When we ran out of buttons to hide our software’s UI behind, it really forced us to use our imagination. Instead of squeezing UI in where it didn’t fit, we built a new button to conceal it: it’s called the Camera Button.- Astro HQ
Astro HQ unveiled the feature a few weeks back, providing a new means for accessing shortcuts and menus. The idea behind Astro HQ’s Camera Button was to maximize screen real estate while still providing a full, robust experience for the company’s apps.
Astro HQ's Camera Button was innovative. Perhaps too much so.
Basically, the Camera Button feature worked by detecting the amount of light coming in through the front-facing camera. When a user covered the camera up with his or her finger, blocking all light, a menu would appear in the iPad app. It’s definitely unique, superbly innovative, and certainly a violation of a certain part of Apple’s App Store Review Guidelines.
The Violated Guideline That Led to an Update Rejection
It doesn’t take long to find out why Astro HQ’s Camera Button might have caused the app update to be rejected. In Section 2.5.9 of Apple’s App Store Review Guidelines, you find this language:
Apps that alter or disable the functions of standard switches, such as the Volume Up/Down and Ring/Silent switches, or other native user interface elements or behaviors will be rejected.
The function of the front-facing camera, alas, is a “native user interface element.” Apple tends to be a real stickler about such things, so yes, it was disappointing that the update was rejected. It wasn’t a surprise, though.
A Disconnect Between Apple’s Paradigms and Those of App Developers
Apple is showing its own brand of innovation in changing the paradigms developers need to keep up with. Astro HQ wrote about the death of the Home Button on the iPhone X, perhaps fearing that the same thing might eventually take place with the iPad. To wit, Astro HQ wrote, “every further simplification of Apple hardware keeps us on our toes.”
Perhaps Cupertino needs to bear in mind the needs of app developers more in its design changes, or make changes to the App Review Guidelines for circumstances such as this one.
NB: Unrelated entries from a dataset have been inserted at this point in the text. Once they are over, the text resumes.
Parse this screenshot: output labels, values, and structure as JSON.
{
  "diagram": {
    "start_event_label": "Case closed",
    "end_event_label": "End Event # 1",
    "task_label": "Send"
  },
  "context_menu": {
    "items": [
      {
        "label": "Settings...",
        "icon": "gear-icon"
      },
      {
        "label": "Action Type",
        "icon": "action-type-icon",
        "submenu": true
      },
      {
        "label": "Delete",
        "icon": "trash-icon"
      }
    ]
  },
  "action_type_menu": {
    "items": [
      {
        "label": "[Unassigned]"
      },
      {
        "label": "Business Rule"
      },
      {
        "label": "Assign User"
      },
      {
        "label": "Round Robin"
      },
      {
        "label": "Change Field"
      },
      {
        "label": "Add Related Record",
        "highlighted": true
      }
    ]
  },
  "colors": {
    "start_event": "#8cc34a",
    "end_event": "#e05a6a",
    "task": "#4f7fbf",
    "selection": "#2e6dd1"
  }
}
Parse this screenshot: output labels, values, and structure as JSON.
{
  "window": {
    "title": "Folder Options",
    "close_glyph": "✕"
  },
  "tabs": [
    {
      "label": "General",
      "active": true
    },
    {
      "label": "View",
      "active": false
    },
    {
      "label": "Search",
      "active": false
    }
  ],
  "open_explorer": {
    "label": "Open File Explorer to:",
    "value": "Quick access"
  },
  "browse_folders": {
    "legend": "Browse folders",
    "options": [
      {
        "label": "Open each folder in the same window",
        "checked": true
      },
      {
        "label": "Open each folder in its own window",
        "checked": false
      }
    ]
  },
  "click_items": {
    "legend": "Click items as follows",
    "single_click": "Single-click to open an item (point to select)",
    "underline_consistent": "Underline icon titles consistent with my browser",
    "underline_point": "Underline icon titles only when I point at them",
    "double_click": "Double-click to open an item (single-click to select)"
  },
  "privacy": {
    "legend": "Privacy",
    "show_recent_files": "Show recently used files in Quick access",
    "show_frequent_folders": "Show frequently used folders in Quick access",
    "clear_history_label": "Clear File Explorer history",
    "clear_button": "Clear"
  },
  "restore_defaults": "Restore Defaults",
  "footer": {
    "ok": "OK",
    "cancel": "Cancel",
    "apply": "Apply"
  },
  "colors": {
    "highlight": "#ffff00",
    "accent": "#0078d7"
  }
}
Art apps, in particular, need all the screen real estate they can muster, so cluttering the display with buttons that could or should be hardware-based is detrimental to the user experience.